Repeat the entries below exactly, missing none.

==== Excerpted data ====

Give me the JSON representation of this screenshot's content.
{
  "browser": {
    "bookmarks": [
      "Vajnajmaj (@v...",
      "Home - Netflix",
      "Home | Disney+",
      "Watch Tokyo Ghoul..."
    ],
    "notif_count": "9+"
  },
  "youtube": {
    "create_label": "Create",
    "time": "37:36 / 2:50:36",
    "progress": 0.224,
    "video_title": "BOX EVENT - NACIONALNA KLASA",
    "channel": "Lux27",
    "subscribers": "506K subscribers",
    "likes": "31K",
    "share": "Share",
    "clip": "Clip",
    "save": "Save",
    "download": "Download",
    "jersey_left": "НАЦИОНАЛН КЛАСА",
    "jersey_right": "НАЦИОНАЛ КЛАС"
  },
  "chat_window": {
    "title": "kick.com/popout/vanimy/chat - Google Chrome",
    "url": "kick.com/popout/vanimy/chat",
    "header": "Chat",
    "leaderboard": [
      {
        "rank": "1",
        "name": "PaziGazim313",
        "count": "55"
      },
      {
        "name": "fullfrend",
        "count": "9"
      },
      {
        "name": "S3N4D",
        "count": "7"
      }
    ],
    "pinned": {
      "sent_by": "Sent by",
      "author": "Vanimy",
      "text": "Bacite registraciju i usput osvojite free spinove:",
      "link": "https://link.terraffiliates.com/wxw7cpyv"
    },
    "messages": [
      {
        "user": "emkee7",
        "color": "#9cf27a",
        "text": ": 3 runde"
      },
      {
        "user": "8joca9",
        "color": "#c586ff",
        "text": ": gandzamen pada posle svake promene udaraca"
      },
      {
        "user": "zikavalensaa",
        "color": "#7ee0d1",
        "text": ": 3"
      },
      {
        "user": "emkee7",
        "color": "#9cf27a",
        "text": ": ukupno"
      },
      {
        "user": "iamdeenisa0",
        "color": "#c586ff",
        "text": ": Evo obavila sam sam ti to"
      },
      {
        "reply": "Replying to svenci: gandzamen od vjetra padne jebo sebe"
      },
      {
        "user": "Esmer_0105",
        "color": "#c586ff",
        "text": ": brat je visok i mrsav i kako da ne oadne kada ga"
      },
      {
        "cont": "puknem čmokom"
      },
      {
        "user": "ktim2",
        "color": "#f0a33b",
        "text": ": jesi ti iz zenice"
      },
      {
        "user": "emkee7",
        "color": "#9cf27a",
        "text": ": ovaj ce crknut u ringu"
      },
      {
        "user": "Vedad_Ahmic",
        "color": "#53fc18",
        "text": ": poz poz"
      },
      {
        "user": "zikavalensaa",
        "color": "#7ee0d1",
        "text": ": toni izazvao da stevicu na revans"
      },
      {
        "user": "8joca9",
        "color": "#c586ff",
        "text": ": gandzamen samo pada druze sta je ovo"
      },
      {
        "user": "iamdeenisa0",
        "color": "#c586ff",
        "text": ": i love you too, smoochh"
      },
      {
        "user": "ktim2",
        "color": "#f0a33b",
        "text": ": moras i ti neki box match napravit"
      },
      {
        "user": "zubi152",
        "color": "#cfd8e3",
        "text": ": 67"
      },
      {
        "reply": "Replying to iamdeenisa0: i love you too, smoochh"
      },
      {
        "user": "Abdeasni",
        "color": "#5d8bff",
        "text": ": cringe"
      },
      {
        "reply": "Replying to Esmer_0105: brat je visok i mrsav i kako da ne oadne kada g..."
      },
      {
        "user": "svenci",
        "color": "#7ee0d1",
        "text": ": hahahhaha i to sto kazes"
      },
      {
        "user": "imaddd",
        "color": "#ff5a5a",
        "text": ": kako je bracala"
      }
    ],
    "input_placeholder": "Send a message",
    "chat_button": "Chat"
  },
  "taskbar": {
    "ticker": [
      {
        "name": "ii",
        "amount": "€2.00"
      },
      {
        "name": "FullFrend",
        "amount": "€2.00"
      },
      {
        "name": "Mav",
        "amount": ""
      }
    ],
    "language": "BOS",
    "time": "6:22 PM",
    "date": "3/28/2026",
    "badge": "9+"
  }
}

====

Task output ::
Give me the JSON representation of this screenshot's content.
{
  "browser": {
    "bookmarks": [
      "Vajnajmaj (@v...",
      "Home - Netflix",
      "Home | Disney+",
      "Watch Tokyo Ghoul..."
    ],
    "notif_count": "9+"
  },
  "youtube": {
    "create_label": "Create",
    "time": "37:36 / 2:50:36",
    "progress": 0.224,
    "video_title": "BOX EVENT - NACIONALNA KLASA",
    "channel": "Lux27",
    "subscribers": "506K subscribers",
    "likes": "31K",
    "share": "Share",
    "clip": "Clip",
    "save": "Save",
    "download": "Download",
    "jersey_left": "НАЦИОНАЛН КЛАСА",
    "jersey_right": "НАЦИОНАЛ КЛАС"
  },
  "chat_window": {
    "title": "kick.com/popout/vanimy/chat - Google Chrome",
    "url": "kick.com/popout/vanimy/chat",
    "header": "Chat",
    "leaderboard": [
      {
        "rank": "1",
        "name": "PaziGazim313",
        "count": "55"
      },
      {
        "name": "fullfrend",
        "count": "9"
      },
      {
        "name": "S3N4D",
        "count": "7"
      }
    ],
    "pinned": {
      "sent_by": "Sent by",
      "author": "Vanimy",
      "text": "Bacite registraciju i usput osvojite free spinove:",
      "link": "https://link.terraffiliates.com/wxw7cpyv"
    },
    "messages": [
      {
        "user": "emkee7",
        "color": "#9cf27a",
        "text": ": 3 runde"
      },
      {
        "user": "8joca9",
        "color": "#c586ff",
        "text": ": gandzamen pada posle svake promene udaraca"
      },
      {
        "user": "zikavalensaa",
        "color": "#7ee0d1",
        "text": ": 3"
      },
      {
        "user": "emkee7",
        "color": "#9cf27a",
        "text": ": ukupno"
      },
      {
        "user": "iamdeenisa0",
        "color": "#c586ff",
        "text": ": Evo obavila sam sam ti to"
      },
      {
        "reply": "Replying to svenci: gandzamen od vjetra padne jebo sebe"
      },
      {
        "user": "Esmer_0105",
        "color": "#c586ff",
        "text": ": brat je visok i mrsav i kako da ne oadne kada ga"
      },
      {
        "cont": "puknem čmokom"
      },
      {
        "user": "ktim2",
        "color": "#f0a33b",
        "text": ": jesi ti iz zenice"
      },
      {
        "user": "emkee7",
        "color": "#9cf27a",
        "text": ": ovaj ce crknut u ringu"
      },
      {
        "user": "Vedad_Ahmic",
        "color": "#53fc18",
        "text": ": poz poz"
      },
      {
        "user": "zikavalensaa",
        "color": "#7ee0d1",
        "text": ": toni izazvao da stevicu na revans"
      },
      {
        "user": "8joca9",
        "color": "#c586ff",
        "text": ": gandzamen samo pada druze sta je ovo"
      },
      {
        "user": "iamdeenisa0",
        "color": "#c586ff",
        "text": ": i love you too, smoochh"
      },
      {
        "user": "ktim2",
        "color": "#f0a33b",
        "text": ": moras i ti neki box match napravit"
      },
      {
        "user": "zubi152",
        "color": "#cfd8e3",
        "text": ": 67"
      },
      {
        "reply": "Replying to iamdeenisa0: i love you too, smoochh"
      },
      {
        "user": "Abdeasni",
        "color": "#5d8bff",
        "text": ": cringe"
      },
      {
        "reply": "Replying to Esmer_0105: brat je visok i mrsav i kako da ne oadne kada g..."
      },
      {
        "user": "svenci",
        "color": "#7ee0d1",
        "text": ": hahahhaha i to sto kazes"
      },
      {
        "user": "imaddd",
        "color": "#ff5a5a",
        "text": ": kako je bracala"
      }
    ],
    "input_placeholder": "Send a message",
    "chat_button": "Chat"
  },
  "taskbar": {
    "ticker": [
      {
        "name": "ii",
        "amount": "€2.00"
      },
      {
        "name": "FullFrend",
        "amount": "€2.00"
      },
      {
        "name": "Mav",
        "amount": ""
      }
    ],
    "language": "BOS",
    "time": "6:22 PM",
    "date": "3/28/2026",
    "badge": "9+"
  }
}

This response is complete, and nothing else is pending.